After the assault the son called the police. Joan* handed herself in at the police station and was sentenced at Runcorn Magistrates Court to a 12-month Community Order with 20 days Rehabilitation Activity Requirement and 40 hours Community Payback.
The mum-of-one, who had never previously been in trouble with the law, bitterly regrets the offence.
Joan attends a women’s centre to carry out her order, which is supervised by the Cheshire & Greater Manchester Community Rehabilitation Company’s probation case manager Gemma Bailey. Both Joan and her son suffer from anxiety, and at the time of the attack she had stopped taking her medication, was struggling with work pressures and was going through the menopause.
Joan said: “I am genuinely pleased that my son went to the police because what I did was wrong, and I deserve what has happened to me.
“Going through the courts was incredibly stressful.

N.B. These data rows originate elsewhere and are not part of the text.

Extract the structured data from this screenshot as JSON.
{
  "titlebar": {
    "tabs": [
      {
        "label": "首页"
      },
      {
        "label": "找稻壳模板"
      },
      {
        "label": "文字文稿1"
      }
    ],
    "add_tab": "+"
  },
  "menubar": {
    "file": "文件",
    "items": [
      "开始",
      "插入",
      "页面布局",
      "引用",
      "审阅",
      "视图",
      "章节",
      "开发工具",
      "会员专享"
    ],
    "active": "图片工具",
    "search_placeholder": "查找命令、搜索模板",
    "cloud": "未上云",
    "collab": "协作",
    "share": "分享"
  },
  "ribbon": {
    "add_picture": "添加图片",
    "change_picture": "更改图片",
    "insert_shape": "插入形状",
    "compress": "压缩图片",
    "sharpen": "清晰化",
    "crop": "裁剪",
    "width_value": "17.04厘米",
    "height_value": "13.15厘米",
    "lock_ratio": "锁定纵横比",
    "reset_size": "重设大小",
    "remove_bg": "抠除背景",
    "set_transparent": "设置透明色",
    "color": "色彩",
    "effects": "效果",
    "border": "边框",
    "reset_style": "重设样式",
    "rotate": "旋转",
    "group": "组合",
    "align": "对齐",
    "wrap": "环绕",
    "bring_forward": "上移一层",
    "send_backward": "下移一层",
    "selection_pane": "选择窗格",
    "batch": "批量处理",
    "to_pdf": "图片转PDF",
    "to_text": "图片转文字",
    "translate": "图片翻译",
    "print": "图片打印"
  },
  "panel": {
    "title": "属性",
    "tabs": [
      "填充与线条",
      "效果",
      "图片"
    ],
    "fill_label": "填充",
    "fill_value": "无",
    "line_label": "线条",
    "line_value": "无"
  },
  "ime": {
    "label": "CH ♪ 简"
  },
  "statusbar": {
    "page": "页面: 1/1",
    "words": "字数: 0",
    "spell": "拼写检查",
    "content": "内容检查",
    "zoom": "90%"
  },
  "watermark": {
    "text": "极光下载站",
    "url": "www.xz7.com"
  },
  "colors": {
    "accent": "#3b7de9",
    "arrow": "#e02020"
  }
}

But I was happy to accept whatever punishment I got.
“I was also worried about being on probation, but it’s turned out being one of the best things that’s ever happened to me.”
Like all women sentenced in Runcorn, Joan is supervised at the Halton Women’s Centre. Probation operates from the building one day a week. Gemma specialises in supervising women offenders and attends every week along with senior case manager Rebecca Rowles and volunteer Darcie Gregory.
Joan said: “Because it’s a woman-only group, it means I feel able to talk about what’s on my mind. I don’t feel I have to hide anything.
“There are some lovely girls that come here. We help each other. I know they’ve committed a crime, but it’s up to each person what they want to share. We don’t judge, but we do try to help each other. It’s great to feel that you are not alone.
“I am absolutely positive that this group helps people to stop re-offending.”
Joan was referred to her GP and is now on the right medication. She successfully completes her sentence in February and has already finished her unpaid work order.
She said: “I completed some of my Community Payback at a charity store. That was also an eye-opener. I met many people who didn’t have very much, and it made me appreciate what I’d got.”
Gemma said: “Joan has done so well. She identified what had lead up to the offence and has learned ways to ensure it doesn’t happen again.
“We focus on strengths as a key way of helping the people we supervise build strategies to help them to not re-offend. Joan has grown in confidence and now appreciates the difference between being assertive and being aggressive.
“I am really proud of the progress she has made.”
Joan added: “I’ve got so much respect for the staff. They are all approachable and I know they want to help me as much as they can.
“The course we did has helped me take a step back, to not lose my temper and to prioritise things so I can see what’s really important.
“When I lost my temper, I felt like I was ready to burst. Coming here has made me realise how stupid I was, I’d kept everything bottled up.
“I am so much happier now.”
*Joan is not the service user’s real name.